While going through the RCIA process, I had need to choose a saint for confirmation. It became my predisposition to find a Welsh saint. There are not that many but I felt strongly about my Welsh connection. I had narrowed my decision down to three saints (one of whom was Welsh) and in choosing St. Elen, her patronage of travelers and introducing the monastic church to Wales were both high on my list to affirming that she was who I wanted the connection through my confirmation. There were two things that really sealed it for me. The first was something that should have stood out to me from the start and that is that Ellen is my mother’s middle name. How I didn’t see it from the beginning is beyond me. The second is how the saint is known in Wales: as St. Elen of Caernarfon.
That place I’d never heard of before my friend suggested it seemingly out of the blue.
It only cemented my choice.
I tried to do research about St. Elen, but sadly there is very little. She is often conflated with St. Helena of Constantinople, mainly because of their similar names and their sons’ similar names, Cystennin and Constantine the Great. In this research I discovered a holy well named for St. Elen and was shocked and astounded to find out that its location was in Dolwyddelan, just down the road, walking distance from Dolwyddelan Castle where I’d actually been five years before.
When we made our family trip to Northern Ireland in 2017 I decided that we would add in a pilgrimage for me to visit St. Elen’s holy well in Dolwyddelan.
It had come full circle. Arriving for the first time in Wales in 1987 at Betws-y-Coed by train and taking the pilgrimage to St. Elen’s Holy Well in Dolwyddelan in 2017, thirty years in between and a mere six miles apart reveals that coincidences do not exist, but providence does.
With the new day comes new strength and new thoughts.Eleanor Roosevelt
What you do today can improve all your tomorrows.Ralph Marston
Despite the new year’s beginning in January much like the old year had ended, we got through it. We inaugurated Joe Biden and Kamala Harris as our President and Vice President, and they hit the ground running.
Using Executive Orders to reverse some of the most heinous Trump Admin policies, reorganizing the Covid relief response so that it works for the American people, the Press Secretary giving daily briefings, answering all questions without lies and hedging, avoiding talking points and giving out real information has been a wonderful change of pace.
See the previous post for many of the Biden Admin Twitter follows to keep up on their news!
I’m optimistic as we head into the shortest month.
Lent is early this year, at least it seems that way, and so I’m already thinking about those forty days in the desert. You don’t have to be Catholic to think about the things that Lent brings out in many of us. Choose a random day, and begin your own forty days.
Change a habit.
Start a hobby.
Write a journal.
Take a breath.
I started my collection with gifts from friends, and not every tea has agreed with my palate, but they’ve opened me up to try new things.

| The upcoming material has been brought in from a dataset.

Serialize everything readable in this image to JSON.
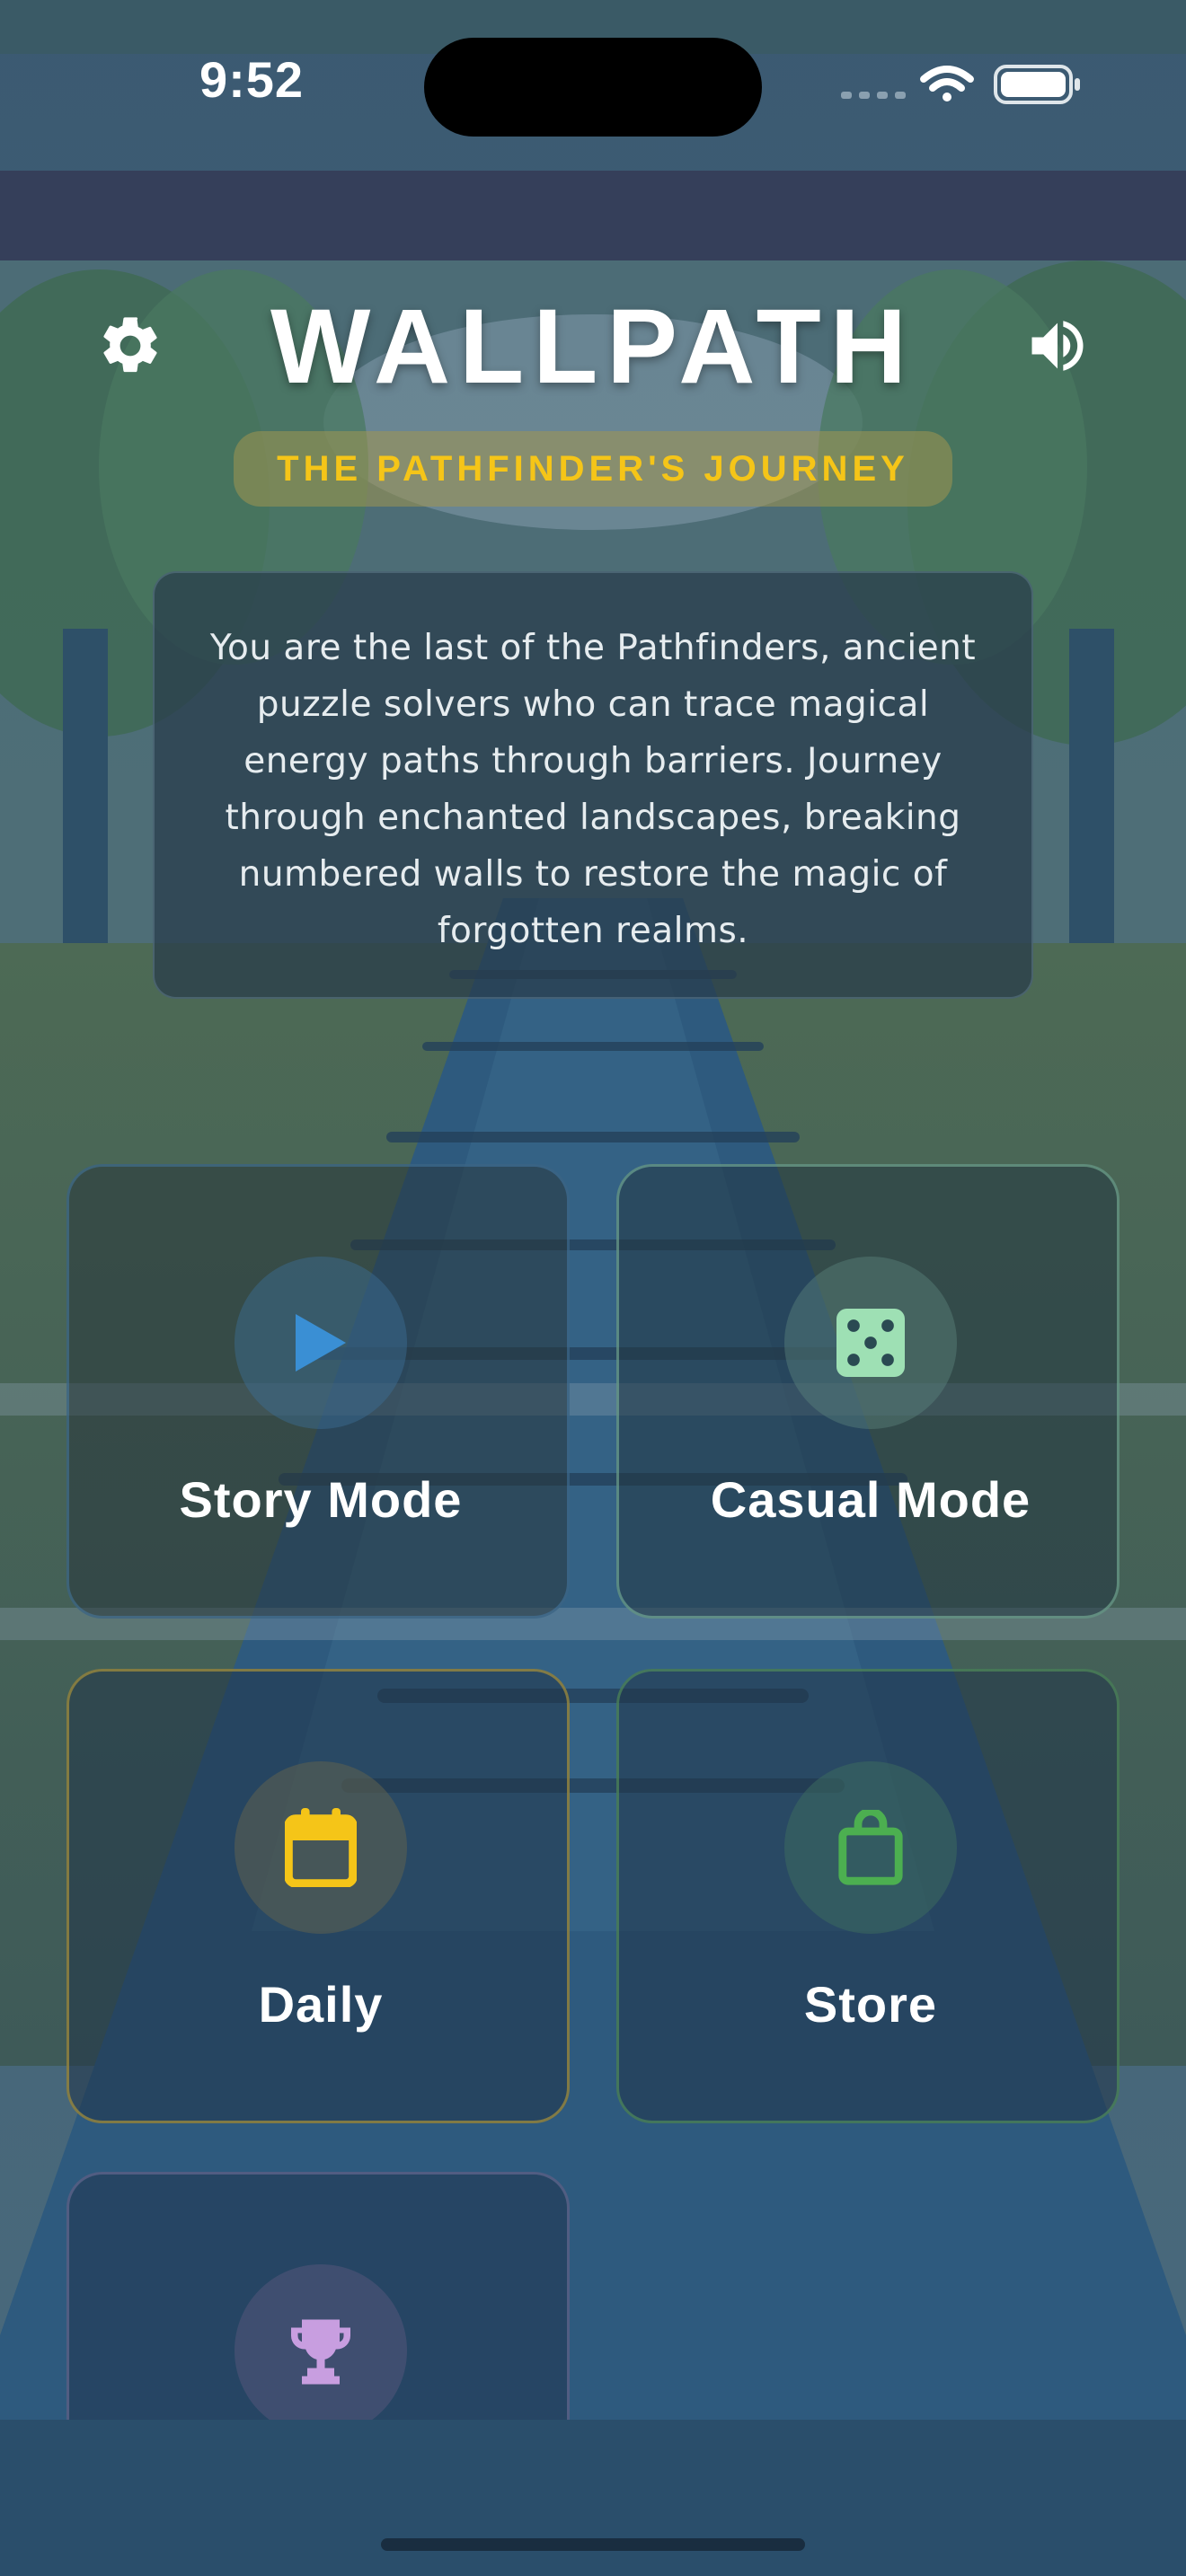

I have two favorites in particular – The Walking Dead Daryl and Supernatural Survival Tea. I tried the sample tins, and reordered the bulk bags.
There is also an option to mix and create your own blend, which I have yet to try; it is definitely on my to-do list.

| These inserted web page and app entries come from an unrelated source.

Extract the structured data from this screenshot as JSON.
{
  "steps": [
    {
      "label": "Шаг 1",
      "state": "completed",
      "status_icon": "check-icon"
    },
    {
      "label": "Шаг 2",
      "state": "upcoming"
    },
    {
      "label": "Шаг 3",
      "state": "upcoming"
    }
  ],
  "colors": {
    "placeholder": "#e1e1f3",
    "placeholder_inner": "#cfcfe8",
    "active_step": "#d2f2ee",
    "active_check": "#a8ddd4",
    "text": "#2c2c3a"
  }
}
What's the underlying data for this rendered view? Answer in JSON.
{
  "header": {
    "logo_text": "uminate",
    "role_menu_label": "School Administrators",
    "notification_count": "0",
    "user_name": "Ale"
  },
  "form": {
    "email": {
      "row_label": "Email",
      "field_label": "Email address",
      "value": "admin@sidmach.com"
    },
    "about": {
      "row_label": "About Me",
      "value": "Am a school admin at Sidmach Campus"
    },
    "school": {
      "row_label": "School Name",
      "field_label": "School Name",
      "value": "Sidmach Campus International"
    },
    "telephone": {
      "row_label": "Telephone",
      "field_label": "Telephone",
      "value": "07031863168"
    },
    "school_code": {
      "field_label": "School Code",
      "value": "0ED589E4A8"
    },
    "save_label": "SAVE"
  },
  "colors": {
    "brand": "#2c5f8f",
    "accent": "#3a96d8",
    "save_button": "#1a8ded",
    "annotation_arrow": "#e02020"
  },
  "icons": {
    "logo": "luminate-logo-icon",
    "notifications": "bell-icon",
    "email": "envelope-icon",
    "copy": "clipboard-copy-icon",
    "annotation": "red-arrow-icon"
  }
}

In recent days, I’ve been enjoying a morning cup of tea, and I hope to continue with my fandom favorites.
Welcome and Congratulations to the new President and Vice President.
It is a bright, sunshiney day where I am, and I’m looking forward to a morning of prayer and taking my kids out of school to witness the swearing in and the Inaugural Address of President Biden.
Pictures to begin your day as we begin a new era, with hope, optimism, and determination.
January begins our year, and what better way to begin this already tumultuous year with a nice hot cup of tea in this annual celebration of Tea!
It’s been one of those weeks but I wanted to share some Christmas Joy.